May I remind the editor of City Newspaper that months ago this paper came out opposed to apartment development on University Avenue? The same old chestnuts of opposition were pranced out, when the fact is that stretch of University Avenue should be packed with people, sidewalk chatter, and all the mess that vibrant cities bring. Multiply that by tens or hundreds of decisions and ensuing uproars and you have the gist of our conundrum: Never make any changes in my backyard!
SHIRLEY M. DAWSON
Climate change and local action
The cover headline of City laments government inaction when it comes to climate change, but in Brighton, we take sustainability seriously. Brighton has signed on to become a Climate Smart Community ("Climate Change: It's All Up to You"). It may be up to you, as City's cover states, but in Brighton you're not in it alone.
Brighton is working hard to become a more walkable, bikeable community. We have completed a Bicycle Pedestrian Master Plan, and are planning our first bicycle boulevard. We also plan to reduce South Clinton Avenue from four lanes to three south of Westfall Road, improving bicycle access to the Erie Canal Trail.
We are also developing two major trail projects. Highland Crossing Trail, a joint project with the City of Rochester, will connect the Erie Canal Trail at the Brighton Town Park on Westfall Road, with the Genesee River Trail, north of the U of R River Campus. This trail will provide access to downtown Rochester and the River Campus, and will be funded largely through a transportation grant.
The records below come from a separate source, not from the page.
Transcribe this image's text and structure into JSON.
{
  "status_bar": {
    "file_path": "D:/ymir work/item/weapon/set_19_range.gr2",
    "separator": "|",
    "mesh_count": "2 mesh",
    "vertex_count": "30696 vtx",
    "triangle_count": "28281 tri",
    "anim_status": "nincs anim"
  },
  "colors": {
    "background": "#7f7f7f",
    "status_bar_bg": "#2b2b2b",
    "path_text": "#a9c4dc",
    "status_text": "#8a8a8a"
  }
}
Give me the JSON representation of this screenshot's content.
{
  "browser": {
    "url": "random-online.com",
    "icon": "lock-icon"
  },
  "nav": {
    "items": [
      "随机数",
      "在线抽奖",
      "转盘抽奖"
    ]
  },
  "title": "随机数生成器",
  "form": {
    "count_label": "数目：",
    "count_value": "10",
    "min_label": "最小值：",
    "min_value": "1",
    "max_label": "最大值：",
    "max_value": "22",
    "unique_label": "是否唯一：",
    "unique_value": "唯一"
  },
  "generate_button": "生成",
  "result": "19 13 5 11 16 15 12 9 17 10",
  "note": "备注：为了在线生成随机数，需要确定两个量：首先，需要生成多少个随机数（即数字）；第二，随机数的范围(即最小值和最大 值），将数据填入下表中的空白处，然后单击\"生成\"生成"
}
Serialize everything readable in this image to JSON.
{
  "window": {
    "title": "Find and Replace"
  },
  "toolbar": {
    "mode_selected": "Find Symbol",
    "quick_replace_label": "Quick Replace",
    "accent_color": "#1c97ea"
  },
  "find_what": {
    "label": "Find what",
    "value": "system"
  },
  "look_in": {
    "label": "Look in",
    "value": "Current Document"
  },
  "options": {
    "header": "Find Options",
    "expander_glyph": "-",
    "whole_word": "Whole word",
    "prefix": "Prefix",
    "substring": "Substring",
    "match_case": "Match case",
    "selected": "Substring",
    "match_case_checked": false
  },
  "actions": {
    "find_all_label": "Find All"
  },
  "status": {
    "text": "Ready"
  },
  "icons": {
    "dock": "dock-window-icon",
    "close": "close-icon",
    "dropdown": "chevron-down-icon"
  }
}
Second, a trail will be built from Elmwood Avenue near Town Hall through approximately 72 acres of newly acquired parkland to Westfall Road and Buckland Park, making it easier for families to enjoy this scenic and historically significant parkland in the heart of Brighton and to access Buckland Park.
Brighton will also transform Monroe Avenue, from the 12 Corners to Westfall Road, with a Green Infrastructure project, starting later this year. The project is funded by a $1.6 million New York State Regional Economic Development Corporation grant, and it will improve storm-water performance and enhance Monroe Avenue's appearance, making the Avenue more attractive to pedestrians and community-scale businesses.
We are also planning Brighton's sustainable future with a Comprehensive Plan update, funded under the Cleaner, Greener Communities program of the REDC. Brighton also has a volunteer Sustainability Committee, which provides guidance to town officials, and we were the first town in Monroe County to ban fracking and related activities.
Brighton is committed to a sustainable future, for our residents, for our businesses, and for our children, and we are working hard to make it happen.
Moehle is supervisor of the Town of Brighton.
Democracy, freedom, and lilacs
May I humbly say that Big Money and corruption are not just a Republican problem? ("Democracy for Sale," Urban Journal). The Democrats have their sugar daddies, too. It's really a ruling class problem, "Hudge and Gudge" (Big Business and Big Government), as G.K. Chesterton called it in his book, "What's Wrong with the World." The Republicrats and the Democans are both to blame.
Also, thank you for warning me about the ever-encroaching, cry-baby, nanny-state, overkill "security" measures this year at my beloved Lilac Festival. Fenced in? Bag search and show I.D. at the gate? Really? I'll smell the lilacs and avoid the vendors this year.
There are plenty of festivals around Rochester. I'll find one where I'm not treated like a prisoner and an animal, thank you very much. What was Ben Franklin's quote? Those who give up liberty for a little security deserve neither? Eh, he's a dead white guy, though. What did he know?
KURT GRIFFEN, NORTH CHILI